[Page and application data records]
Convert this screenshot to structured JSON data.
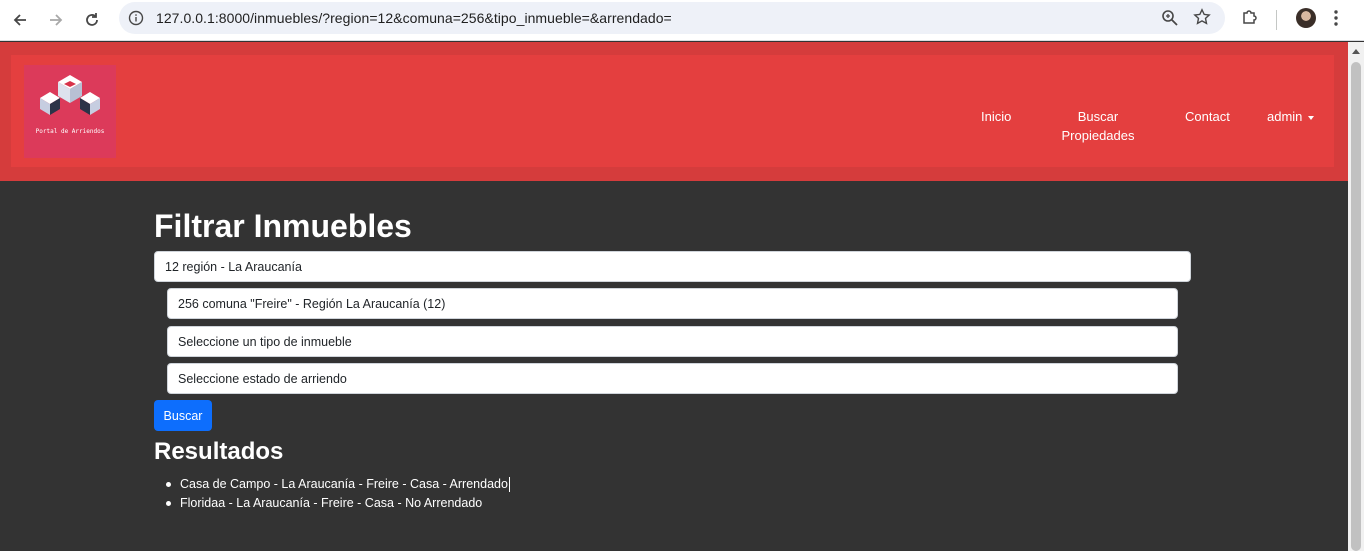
{
  "browser": {
    "url": "127.0.0.1:8000/inmuebles/?region=12&comuna=256&tipo_inmueble=&arrendado="
  },
  "header": {
    "logo_text": "Portal de Arriendos",
    "nav": {
      "inicio": "Inicio",
      "buscar_line1": "Buscar",
      "buscar_line2": "Propiedades",
      "contacto": "Contact",
      "user": "admin"
    }
  },
  "main": {
    "title": "Filtrar Inmuebles",
    "filters": {
      "region": "12 región - La Araucanía",
      "comuna": "256 comuna \"Freire\" - Región La Araucanía (12)",
      "tipo_inmueble": "Seleccione un tipo de inmueble",
      "arrendado": "Seleccione estado de arriendo"
    },
    "search_button": "Buscar",
    "results_title": "Resultados",
    "results": [
      "Casa de Campo - La Araucanía - Freire - Casa - Arrendado",
      "Floridaa - La Araucanía - Freire - Casa - No Arrendado"
    ]
  }
}
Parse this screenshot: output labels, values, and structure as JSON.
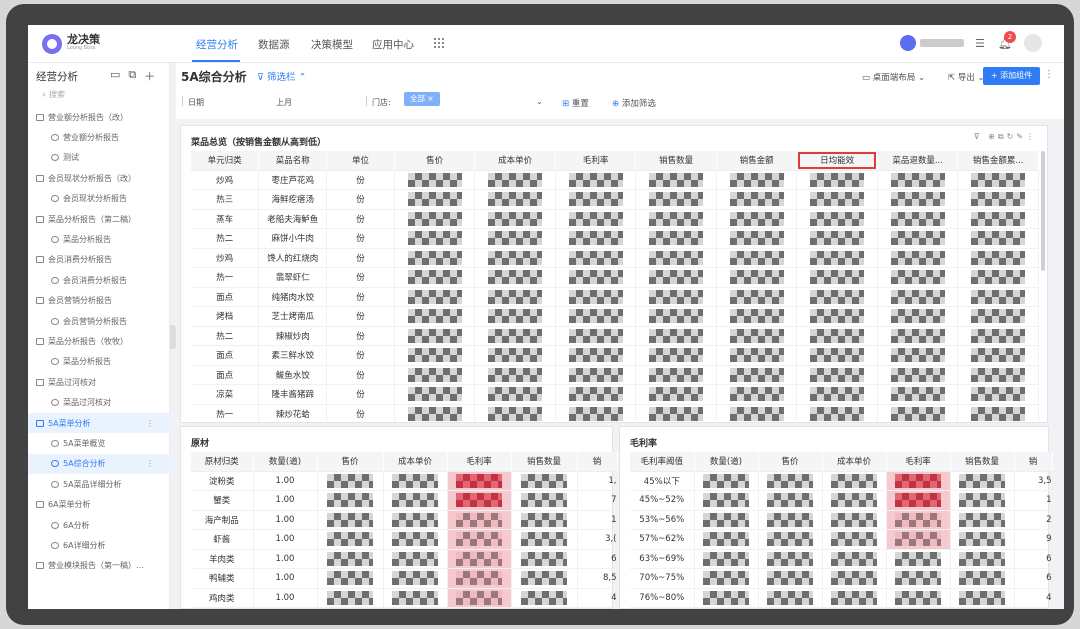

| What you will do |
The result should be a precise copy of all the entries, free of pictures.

| Output for this task |
Convert this screenshot to structured JSON data.
{
  "browser": {
    "url": "127.0.0.1:8000/inmuebles/?region=12&comuna=256&tipo_inmueble=&arrendado="
  },
  "header": {
    "logo_text": "Portal de Arriendos",
    "nav": {
      "inicio": "Inicio",
      "buscar_line1": "Buscar",
      "buscar_line2": "Propiedades",
      "contacto": "Contact",
      "user": "admin"
    }
  },
  "main": {
    "title": "Filtrar Inmuebles",
    "filters": {
      "region": "12 región - La Araucanía",
      "comuna": "256 comuna \"Freire\" - Región La Araucanía (12)",
      "tipo_inmueble": "Seleccione un tipo de inmueble",
      "arrendado": "Seleccione estado de arriendo"
    },
    "search_button": "Buscar",
    "results_title": "Resultados",
    "results": [
      "Casa de Campo - La Araucanía - Freire - Casa - Arrendado",
      "Floridaa - La Araucanía - Freire - Casa - No Arrendado"
    ]
  }
}
Parse this screenshot: output labels, values, and structure as JSON.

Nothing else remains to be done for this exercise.